For the entries below, state how many lines contain the string "Roadmap". Add nothing else.

════════════════════

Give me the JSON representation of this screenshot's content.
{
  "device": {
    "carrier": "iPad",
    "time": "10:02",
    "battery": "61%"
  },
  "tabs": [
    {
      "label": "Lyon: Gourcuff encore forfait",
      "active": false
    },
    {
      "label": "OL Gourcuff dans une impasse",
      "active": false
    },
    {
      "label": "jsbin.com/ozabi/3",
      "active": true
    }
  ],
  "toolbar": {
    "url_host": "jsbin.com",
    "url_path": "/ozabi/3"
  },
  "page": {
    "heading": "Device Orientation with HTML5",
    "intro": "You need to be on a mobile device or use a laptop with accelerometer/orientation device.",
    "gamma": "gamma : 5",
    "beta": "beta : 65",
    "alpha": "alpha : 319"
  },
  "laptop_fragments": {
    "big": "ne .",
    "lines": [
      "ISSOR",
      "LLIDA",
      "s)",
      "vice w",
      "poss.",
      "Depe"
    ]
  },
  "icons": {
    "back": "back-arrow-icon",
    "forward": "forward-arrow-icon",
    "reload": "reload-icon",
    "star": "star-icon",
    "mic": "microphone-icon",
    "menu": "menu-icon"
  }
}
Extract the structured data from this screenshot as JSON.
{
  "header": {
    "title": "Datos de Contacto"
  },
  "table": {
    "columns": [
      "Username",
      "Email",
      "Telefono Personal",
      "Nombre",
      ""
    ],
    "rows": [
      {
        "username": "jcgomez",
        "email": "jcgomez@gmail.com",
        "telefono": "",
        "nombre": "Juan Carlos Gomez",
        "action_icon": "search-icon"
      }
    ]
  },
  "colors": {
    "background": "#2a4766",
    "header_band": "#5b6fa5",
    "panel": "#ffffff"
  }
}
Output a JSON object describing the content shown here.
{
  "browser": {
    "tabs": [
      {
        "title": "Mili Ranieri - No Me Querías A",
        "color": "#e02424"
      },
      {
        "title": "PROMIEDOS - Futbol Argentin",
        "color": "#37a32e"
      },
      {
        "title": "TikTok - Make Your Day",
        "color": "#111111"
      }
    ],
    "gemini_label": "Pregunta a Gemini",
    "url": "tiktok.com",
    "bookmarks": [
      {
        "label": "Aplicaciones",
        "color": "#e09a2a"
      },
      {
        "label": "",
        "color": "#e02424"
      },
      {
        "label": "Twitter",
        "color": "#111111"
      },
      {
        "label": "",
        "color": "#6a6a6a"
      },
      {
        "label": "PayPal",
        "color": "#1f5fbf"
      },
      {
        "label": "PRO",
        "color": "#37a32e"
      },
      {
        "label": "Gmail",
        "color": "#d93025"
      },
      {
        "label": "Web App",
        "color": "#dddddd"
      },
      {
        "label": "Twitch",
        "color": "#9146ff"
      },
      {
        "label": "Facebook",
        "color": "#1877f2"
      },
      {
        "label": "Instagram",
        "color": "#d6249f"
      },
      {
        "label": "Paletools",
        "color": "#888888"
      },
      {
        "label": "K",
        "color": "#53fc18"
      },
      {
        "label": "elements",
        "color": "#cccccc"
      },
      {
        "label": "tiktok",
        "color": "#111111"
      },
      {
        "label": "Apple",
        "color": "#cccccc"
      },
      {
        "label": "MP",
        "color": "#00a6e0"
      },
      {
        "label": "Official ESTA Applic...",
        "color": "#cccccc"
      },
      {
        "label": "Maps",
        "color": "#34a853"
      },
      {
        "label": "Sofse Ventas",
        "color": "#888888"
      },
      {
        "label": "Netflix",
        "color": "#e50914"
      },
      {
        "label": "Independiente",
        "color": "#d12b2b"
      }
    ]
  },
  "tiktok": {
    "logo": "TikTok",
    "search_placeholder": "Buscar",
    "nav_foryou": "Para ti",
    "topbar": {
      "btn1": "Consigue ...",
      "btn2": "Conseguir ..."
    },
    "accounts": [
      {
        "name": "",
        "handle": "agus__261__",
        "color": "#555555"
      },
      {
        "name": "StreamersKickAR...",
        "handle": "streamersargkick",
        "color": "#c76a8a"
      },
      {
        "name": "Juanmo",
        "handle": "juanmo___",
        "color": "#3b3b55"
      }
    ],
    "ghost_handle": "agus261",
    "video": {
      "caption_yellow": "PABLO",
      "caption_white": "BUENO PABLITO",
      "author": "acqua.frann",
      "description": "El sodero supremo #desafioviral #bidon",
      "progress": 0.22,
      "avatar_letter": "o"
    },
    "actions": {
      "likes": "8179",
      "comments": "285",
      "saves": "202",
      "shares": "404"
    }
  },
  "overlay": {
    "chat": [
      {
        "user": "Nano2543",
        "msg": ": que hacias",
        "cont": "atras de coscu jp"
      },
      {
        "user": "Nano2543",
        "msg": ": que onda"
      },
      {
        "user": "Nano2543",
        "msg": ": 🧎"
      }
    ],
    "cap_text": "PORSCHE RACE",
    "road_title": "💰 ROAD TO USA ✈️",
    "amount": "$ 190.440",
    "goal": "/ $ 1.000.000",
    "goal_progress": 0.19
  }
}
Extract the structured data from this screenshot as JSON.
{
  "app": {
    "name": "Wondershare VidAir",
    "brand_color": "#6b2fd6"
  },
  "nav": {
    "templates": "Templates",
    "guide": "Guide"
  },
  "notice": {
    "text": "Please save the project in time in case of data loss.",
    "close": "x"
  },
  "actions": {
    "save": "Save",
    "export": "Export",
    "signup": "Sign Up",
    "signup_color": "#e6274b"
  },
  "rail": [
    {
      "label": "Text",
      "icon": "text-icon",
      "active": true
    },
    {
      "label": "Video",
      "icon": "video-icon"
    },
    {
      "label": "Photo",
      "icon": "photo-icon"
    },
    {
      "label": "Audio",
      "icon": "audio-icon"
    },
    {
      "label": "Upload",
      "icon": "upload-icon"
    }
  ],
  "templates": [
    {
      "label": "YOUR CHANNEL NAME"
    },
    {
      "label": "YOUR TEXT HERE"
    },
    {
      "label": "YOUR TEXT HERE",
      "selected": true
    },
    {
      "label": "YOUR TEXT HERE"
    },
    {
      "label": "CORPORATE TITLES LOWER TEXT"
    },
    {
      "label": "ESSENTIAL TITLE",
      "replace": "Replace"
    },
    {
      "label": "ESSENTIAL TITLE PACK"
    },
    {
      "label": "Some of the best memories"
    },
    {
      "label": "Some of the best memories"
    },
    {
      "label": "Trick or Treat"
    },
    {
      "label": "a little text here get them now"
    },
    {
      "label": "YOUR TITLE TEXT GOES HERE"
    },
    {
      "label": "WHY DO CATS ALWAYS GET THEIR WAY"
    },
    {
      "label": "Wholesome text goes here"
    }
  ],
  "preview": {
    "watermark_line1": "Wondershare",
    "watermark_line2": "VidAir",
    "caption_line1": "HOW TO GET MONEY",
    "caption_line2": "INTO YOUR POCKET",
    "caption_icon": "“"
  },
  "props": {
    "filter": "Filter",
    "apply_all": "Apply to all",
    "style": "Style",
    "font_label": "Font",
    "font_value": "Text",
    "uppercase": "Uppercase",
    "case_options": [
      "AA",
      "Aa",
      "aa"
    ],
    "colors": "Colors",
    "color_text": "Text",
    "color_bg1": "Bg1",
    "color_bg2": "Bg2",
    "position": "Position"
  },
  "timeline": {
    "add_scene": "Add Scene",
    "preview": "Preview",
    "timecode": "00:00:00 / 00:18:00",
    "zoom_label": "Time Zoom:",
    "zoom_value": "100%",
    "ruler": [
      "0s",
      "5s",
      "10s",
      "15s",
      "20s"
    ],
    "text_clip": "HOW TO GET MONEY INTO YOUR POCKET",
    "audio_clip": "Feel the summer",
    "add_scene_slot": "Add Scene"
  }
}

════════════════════

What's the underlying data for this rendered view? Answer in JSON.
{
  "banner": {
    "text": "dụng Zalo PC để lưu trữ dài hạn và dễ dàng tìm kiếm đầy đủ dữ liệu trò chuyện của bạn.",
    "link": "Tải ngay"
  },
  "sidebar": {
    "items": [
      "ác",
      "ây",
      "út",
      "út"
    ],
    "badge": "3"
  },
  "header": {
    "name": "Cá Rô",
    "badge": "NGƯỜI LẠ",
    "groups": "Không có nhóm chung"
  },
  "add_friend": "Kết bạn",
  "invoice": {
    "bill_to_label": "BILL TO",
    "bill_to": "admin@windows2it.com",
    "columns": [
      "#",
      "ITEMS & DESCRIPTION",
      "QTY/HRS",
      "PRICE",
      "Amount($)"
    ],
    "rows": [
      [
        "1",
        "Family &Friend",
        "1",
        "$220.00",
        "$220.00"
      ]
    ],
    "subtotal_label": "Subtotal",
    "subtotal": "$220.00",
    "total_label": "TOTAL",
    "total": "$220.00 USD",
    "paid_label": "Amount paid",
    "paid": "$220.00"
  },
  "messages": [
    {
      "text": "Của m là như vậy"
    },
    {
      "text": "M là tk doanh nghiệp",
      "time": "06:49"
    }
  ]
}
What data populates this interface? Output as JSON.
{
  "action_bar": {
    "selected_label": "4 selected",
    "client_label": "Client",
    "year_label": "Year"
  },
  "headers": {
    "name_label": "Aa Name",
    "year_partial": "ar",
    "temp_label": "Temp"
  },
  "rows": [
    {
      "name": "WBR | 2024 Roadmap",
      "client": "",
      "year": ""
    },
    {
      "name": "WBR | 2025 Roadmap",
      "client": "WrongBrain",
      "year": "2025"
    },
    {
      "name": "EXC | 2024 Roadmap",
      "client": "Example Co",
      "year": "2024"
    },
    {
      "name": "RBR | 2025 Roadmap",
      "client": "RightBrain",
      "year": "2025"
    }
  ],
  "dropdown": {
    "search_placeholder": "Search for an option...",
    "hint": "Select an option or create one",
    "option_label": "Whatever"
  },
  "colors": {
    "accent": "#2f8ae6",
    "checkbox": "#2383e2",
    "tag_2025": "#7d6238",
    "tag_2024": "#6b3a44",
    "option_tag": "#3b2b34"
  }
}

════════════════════

**Answer below:** 4